• _Source material_:
BEGIN
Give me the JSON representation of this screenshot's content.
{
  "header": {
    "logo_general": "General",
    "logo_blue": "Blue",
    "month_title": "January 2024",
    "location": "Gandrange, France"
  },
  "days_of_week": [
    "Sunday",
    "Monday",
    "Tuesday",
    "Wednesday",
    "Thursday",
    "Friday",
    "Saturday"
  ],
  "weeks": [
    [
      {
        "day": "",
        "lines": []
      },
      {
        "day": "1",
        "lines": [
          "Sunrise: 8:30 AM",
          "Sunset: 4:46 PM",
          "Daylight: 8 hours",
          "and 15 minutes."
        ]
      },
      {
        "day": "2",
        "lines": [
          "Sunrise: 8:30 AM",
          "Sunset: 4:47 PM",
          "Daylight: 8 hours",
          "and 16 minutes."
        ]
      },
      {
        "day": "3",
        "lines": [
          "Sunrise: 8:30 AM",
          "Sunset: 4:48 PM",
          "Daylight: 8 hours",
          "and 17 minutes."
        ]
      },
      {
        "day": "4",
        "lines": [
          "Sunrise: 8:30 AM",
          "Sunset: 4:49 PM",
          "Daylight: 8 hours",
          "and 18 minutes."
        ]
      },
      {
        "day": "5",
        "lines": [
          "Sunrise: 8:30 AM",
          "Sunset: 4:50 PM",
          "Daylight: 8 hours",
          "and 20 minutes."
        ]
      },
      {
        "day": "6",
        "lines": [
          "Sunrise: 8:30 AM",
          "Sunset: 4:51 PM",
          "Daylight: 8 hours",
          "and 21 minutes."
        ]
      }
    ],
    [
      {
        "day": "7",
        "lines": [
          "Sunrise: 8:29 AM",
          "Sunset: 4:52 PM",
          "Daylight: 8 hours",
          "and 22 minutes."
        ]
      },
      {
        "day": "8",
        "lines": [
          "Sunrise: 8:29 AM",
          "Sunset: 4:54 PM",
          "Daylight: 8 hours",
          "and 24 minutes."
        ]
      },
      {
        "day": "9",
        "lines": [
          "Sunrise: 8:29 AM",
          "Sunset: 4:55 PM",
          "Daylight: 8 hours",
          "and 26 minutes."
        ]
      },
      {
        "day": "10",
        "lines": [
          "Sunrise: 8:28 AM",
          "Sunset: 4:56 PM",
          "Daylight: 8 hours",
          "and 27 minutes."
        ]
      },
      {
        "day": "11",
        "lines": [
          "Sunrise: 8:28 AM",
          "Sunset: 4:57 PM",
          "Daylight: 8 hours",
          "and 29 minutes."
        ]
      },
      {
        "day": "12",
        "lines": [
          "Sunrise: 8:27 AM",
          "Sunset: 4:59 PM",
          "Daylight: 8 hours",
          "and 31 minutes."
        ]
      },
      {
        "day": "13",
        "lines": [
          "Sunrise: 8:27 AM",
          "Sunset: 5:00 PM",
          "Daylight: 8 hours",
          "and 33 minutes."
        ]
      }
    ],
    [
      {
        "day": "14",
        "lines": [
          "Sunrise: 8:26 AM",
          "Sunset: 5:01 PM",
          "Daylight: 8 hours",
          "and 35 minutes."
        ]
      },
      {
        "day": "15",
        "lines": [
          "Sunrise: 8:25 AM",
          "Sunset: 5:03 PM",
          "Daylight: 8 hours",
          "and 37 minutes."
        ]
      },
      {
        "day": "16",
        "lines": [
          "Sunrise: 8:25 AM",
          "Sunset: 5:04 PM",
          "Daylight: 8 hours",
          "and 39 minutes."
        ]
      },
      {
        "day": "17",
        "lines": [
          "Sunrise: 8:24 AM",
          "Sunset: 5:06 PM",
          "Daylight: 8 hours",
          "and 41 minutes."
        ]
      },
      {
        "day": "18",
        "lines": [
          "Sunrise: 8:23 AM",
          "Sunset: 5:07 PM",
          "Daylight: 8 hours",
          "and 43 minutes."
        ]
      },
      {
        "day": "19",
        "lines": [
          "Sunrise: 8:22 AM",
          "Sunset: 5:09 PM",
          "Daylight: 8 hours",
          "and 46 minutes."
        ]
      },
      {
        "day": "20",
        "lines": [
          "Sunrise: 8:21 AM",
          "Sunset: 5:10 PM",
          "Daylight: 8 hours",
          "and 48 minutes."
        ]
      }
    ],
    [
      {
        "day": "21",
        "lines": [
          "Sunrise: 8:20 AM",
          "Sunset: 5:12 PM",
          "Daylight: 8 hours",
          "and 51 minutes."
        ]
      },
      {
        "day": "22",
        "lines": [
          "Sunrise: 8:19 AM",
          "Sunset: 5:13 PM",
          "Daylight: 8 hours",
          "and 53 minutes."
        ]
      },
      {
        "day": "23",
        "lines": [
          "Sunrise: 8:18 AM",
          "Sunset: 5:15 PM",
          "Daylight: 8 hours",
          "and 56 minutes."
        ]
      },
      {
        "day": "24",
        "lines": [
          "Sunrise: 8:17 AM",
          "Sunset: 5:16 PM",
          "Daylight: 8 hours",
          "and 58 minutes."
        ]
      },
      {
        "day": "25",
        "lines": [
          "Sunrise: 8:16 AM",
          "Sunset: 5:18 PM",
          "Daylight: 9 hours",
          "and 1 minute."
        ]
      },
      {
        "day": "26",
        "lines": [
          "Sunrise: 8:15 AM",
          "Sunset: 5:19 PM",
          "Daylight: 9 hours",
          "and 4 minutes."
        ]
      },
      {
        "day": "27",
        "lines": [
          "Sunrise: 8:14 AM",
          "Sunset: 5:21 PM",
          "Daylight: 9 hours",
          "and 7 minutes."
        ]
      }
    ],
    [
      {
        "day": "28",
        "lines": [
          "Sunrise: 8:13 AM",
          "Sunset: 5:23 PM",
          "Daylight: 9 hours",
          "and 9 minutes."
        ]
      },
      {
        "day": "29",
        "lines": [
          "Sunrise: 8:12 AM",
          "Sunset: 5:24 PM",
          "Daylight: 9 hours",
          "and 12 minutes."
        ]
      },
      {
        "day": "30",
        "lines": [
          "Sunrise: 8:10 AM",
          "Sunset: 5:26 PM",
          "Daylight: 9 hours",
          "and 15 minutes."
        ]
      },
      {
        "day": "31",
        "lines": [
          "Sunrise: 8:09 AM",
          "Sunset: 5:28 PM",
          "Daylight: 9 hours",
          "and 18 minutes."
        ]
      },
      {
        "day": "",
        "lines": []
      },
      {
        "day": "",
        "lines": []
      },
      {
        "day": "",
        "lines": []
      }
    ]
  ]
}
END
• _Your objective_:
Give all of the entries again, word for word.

• _Response box_:
Give me the JSON representation of this screenshot's content.
{
  "header": {
    "logo_general": "General",
    "logo_blue": "Blue",
    "month_title": "January 2024",
    "location": "Gandrange, France"
  },
  "days_of_week": [
    "Sunday",
    "Monday",
    "Tuesday",
    "Wednesday",
    "Thursday",
    "Friday",
    "Saturday"
  ],
  "weeks": [
    [
      {
        "day": "",
        "lines": []
      },
      {
        "day": "1",
        "lines": [
          "Sunrise: 8:30 AM",
          "Sunset: 4:46 PM",
          "Daylight: 8 hours",
          "and 15 minutes."
        ]
      },
      {
        "day": "2",
        "lines": [
          "Sunrise: 8:30 AM",
          "Sunset: 4:47 PM",
          "Daylight: 8 hours",
          "and 16 minutes."
        ]
      },
      {
        "day": "3",
        "lines": [
          "Sunrise: 8:30 AM",
          "Sunset: 4:48 PM",
          "Daylight: 8 hours",
          "and 17 minutes."
        ]
      },
      {
        "day": "4",
        "lines": [
          "Sunrise: 8:30 AM",
          "Sunset: 4:49 PM",
          "Daylight: 8 hours",
          "and 18 minutes."
        ]
      },
      {
        "day": "5",
        "lines": [
          "Sunrise: 8:30 AM",
          "Sunset: 4:50 PM",
          "Daylight: 8 hours",
          "and 20 minutes."
        ]
      },
      {
        "day": "6",
        "lines": [
          "Sunrise: 8:30 AM",
          "Sunset: 4:51 PM",
          "Daylight: 8 hours",
          "and 21 minutes."
        ]
      }
    ],
    [
      {
        "day": "7",
        "lines": [
          "Sunrise: 8:29 AM",
          "Sunset: 4:52 PM",
          "Daylight: 8 hours",
          "and 22 minutes."
        ]
      },
      {
        "day": "8",
        "lines": [
          "Sunrise: 8:29 AM",
          "Sunset: 4:54 PM",
          "Daylight: 8 hours",
          "and 24 minutes."
        ]
      },
      {
        "day": "9",
        "lines": [
          "Sunrise: 8:29 AM",
          "Sunset: 4:55 PM",
          "Daylight: 8 hours",
          "and 26 minutes."
        ]
      },
      {
        "day": "10",
        "lines": [
          "Sunrise: 8:28 AM",
          "Sunset: 4:56 PM",
          "Daylight: 8 hours",
          "and 27 minutes."
        ]
      },
      {
        "day": "11",
        "lines": [
          "Sunrise: 8:28 AM",
          "Sunset: 4:57 PM",
          "Daylight: 8 hours",
          "and 29 minutes."
        ]
      },
      {
        "day": "12",
        "lines": [
          "Sunrise: 8:27 AM",
          "Sunset: 4:59 PM",
          "Daylight: 8 hours",
          "and 31 minutes."
        ]
      },
      {
        "day": "13",
        "lines": [
          "Sunrise: 8:27 AM",
          "Sunset: 5:00 PM",
          "Daylight: 8 hours",
          "and 33 minutes."
        ]
      }
    ],
    [
      {
        "day": "14",
        "lines": [
          "Sunrise: 8:26 AM",
          "Sunset: 5:01 PM",
          "Daylight: 8 hours",
          "and 35 minutes."
        ]
      },
      {
        "day": "15",
        "lines": [
          "Sunrise: 8:25 AM",
          "Sunset: 5:03 PM",
          "Daylight: 8 hours",
          "and 37 minutes."
        ]
      },
      {
        "day": "16",
        "lines": [
          "Sunrise: 8:25 AM",
          "Sunset: 5:04 PM",
          "Daylight: 8 hours",
          "and 39 minutes."
        ]
      },
      {
        "day": "17",
        "lines": [
          "Sunrise: 8:24 AM",
          "Sunset: 5:06 PM",
          "Daylight: 8 hours",
          "and 41 minutes."
        ]
      },
      {
        "day": "18",
        "lines": [
          "Sunrise: 8:23 AM",
          "Sunset: 5:07 PM",
          "Daylight: 8 hours",
          "and 43 minutes."
        ]
      },
      {
        "day": "19",
        "lines": [
          "Sunrise: 8:22 AM",
          "Sunset: 5:09 PM",
          "Daylight: 8 hours",
          "and 46 minutes."
        ]
      },
      {
        "day": "20",
        "lines": [
          "Sunrise: 8:21 AM",
          "Sunset: 5:10 PM",
          "Daylight: 8 hours",
          "and 48 minutes."
        ]
      }
    ],
    [
      {
        "day": "21",
        "lines": [
          "Sunrise: 8:20 AM",
          "Sunset: 5:12 PM",
          "Daylight: 8 hours",
          "and 51 minutes."
        ]
      },
      {
        "day": "22",
        "lines": [
          "Sunrise: 8:19 AM",
          "Sunset: 5:13 PM",
          "Daylight: 8 hours",
          "and 53 minutes."
        ]
      },
      {
        "day": "23",
        "lines": [
          "Sunrise: 8:18 AM",
          "Sunset: 5:15 PM",
          "Daylight: 8 hours",
          "and 56 minutes."
        ]
      },
      {
        "day": "24",
        "lines": [
          "Sunrise: 8:17 AM",
          "Sunset: 5:16 PM",
          "Daylight: 8 hours",
          "and 58 minutes."
        ]
      },
      {
        "day": "25",
        "lines": [
          "Sunrise: 8:16 AM",
          "Sunset: 5:18 PM",
          "Daylight: 9 hours",
          "and 1 minute."
        ]
      },
      {
        "day": "26",
        "lines": [
          "Sunrise: 8:15 AM",
          "Sunset: 5:19 PM",
          "Daylight: 9 hours",
          "and 4 minutes."
        ]
      },
      {
        "day": "27",
        "lines": [
          "Sunrise: 8:14 AM",
          "Sunset: 5:21 PM",
          "Daylight: 9 hours",
          "and 7 minutes."
        ]
      }
    ],
    [
      {
        "day": "28",
        "lines": [
          "Sunrise: 8:13 AM",
          "Sunset: 5:23 PM",
          "Daylight: 9 hours",
          "and 9 minutes."
        ]
      },
      {
        "day": "29",
        "lines": [
          "Sunrise: 8:12 AM",
          "Sunset: 5:24 PM",
          "Daylight: 9 hours",
          "and 12 minutes."
        ]
      },
      {
        "day": "30",
        "lines": [
          "Sunrise: 8:10 AM",
          "Sunset: 5:26 PM",
          "Daylight: 9 hours",
          "and 15 minutes."
        ]
      },
      {
        "day": "31",
        "lines": [
          "Sunrise: 8:09 AM",
          "Sunset: 5:28 PM",
          "Daylight: 9 hours",
          "and 18 minutes."
        ]
      },
      {
        "day": "",
        "lines": []
      },
      {
        "day": "",
        "lines": []
      },
      {
        "day": "",
        "lines": []
      }
    ]
  ]
}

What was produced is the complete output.